> [TASK STATEMENT] Could every line of the data be printed exactly as it reads?

****

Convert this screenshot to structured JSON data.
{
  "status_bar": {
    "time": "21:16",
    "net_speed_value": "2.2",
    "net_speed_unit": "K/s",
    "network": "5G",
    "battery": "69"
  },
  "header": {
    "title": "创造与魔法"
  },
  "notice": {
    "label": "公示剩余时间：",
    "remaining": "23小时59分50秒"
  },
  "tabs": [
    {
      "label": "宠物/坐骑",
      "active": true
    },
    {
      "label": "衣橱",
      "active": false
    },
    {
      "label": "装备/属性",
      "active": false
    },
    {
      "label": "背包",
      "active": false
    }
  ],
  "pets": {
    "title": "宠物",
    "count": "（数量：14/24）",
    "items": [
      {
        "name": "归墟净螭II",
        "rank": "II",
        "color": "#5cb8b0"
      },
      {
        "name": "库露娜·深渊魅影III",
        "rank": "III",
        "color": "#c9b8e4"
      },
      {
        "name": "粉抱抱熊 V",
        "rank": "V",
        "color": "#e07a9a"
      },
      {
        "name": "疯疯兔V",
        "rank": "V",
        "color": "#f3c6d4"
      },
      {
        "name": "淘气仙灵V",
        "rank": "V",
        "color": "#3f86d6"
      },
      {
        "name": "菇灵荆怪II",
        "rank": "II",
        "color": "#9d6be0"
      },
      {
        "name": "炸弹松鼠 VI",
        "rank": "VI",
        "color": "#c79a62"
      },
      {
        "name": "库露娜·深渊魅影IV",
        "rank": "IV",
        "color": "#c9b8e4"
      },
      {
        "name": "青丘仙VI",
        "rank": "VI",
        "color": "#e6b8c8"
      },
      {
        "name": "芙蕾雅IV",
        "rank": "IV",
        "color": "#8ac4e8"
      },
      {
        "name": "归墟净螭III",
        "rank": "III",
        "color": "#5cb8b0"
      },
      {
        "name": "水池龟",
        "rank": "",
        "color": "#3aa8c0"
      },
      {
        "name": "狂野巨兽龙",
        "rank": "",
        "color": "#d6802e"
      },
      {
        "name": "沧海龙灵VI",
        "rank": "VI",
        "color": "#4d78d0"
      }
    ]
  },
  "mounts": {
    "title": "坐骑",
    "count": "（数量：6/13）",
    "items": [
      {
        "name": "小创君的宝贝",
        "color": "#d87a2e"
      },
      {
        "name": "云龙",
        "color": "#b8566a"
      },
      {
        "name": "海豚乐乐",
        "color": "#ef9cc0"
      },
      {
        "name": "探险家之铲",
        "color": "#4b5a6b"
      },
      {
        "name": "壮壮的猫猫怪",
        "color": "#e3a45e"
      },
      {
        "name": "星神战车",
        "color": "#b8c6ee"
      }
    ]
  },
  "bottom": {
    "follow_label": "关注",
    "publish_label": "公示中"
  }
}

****

> [RESULT FOR THIS TASK]
Convert this screenshot to structured JSON data.
{
  "status_bar": {
    "time": "21:16",
    "net_speed_value": "2.2",
    "net_speed_unit": "K/s",
    "network": "5G",
    "battery": "69"
  },
  "header": {
    "title": "创造与魔法"
  },
  "notice": {
    "label": "公示剩余时间：",
    "remaining": "23小时59分50秒"
  },
  "tabs": [
    {
      "label": "宠物/坐骑",
      "active": true
    },
    {
      "label": "衣橱",
      "active": false
    },
    {
      "label": "装备/属性",
      "active": false
    },
    {
      "label": "背包",
      "active": false
    }
  ],
  "pets": {
    "title": "宠物",
    "count": "（数量：14/24）",
    "items": [
      {
        "name": "归墟净螭II",
        "rank": "II",
        "color": "#5cb8b0"
      },
      {
        "name": "库露娜·深渊魅影III",
        "rank": "III",
        "color": "#c9b8e4"
      },
      {
        "name": "粉抱抱熊 V",
        "rank": "V",
        "color": "#e07a9a"
      },
      {
        "name": "疯疯兔V",
        "rank": "V",
        "color": "#f3c6d4"
      },
      {
        "name": "淘气仙灵V",
        "rank": "V",
        "color": "#3f86d6"
      },
      {
        "name": "菇灵荆怪II",
        "rank": "II",
        "color": "#9d6be0"
      },
      {
        "name": "炸弹松鼠 VI",
        "rank": "VI",
        "color": "#c79a62"
      },
      {
        "name": "库露娜·深渊魅影IV",
        "rank": "IV",
        "color": "#c9b8e4"
      },
      {
        "name": "青丘仙VI",
        "rank": "VI",
        "color": "#e6b8c8"
      },
      {
        "name": "芙蕾雅IV",
        "rank": "IV",
        "color": "#8ac4e8"
      },
      {
        "name": "归墟净螭III",
        "rank": "III",
        "color": "#5cb8b0"
      },
      {
        "name": "水池龟",
        "rank": "",
        "color": "#3aa8c0"
      },
      {
        "name": "狂野巨兽龙",
        "rank": "",
        "color": "#d6802e"
      },
      {
        "name": "沧海龙灵VI",
        "rank": "VI",
        "color": "#4d78d0"
      }
    ]
  },
  "mounts": {
    "title": "坐骑",
    "count": "（数量：6/13）",
    "items": [
      {
        "name": "小创君的宝贝",
        "color": "#d87a2e"
      },
      {
        "name": "云龙",
        "color": "#b8566a"
      },
      {
        "name": "海豚乐乐",
        "color": "#ef9cc0"
      },
      {
        "name": "探险家之铲",
        "color": "#4b5a6b"
      },
      {
        "name": "壮壮的猫猫怪",
        "color": "#e3a45e"
      },
      {
        "name": "星神战车",
        "color": "#b8c6ee"
      }
    ]
  },
  "bottom": {
    "follow_label": "关注",
    "publish_label": "公示中"
  }
}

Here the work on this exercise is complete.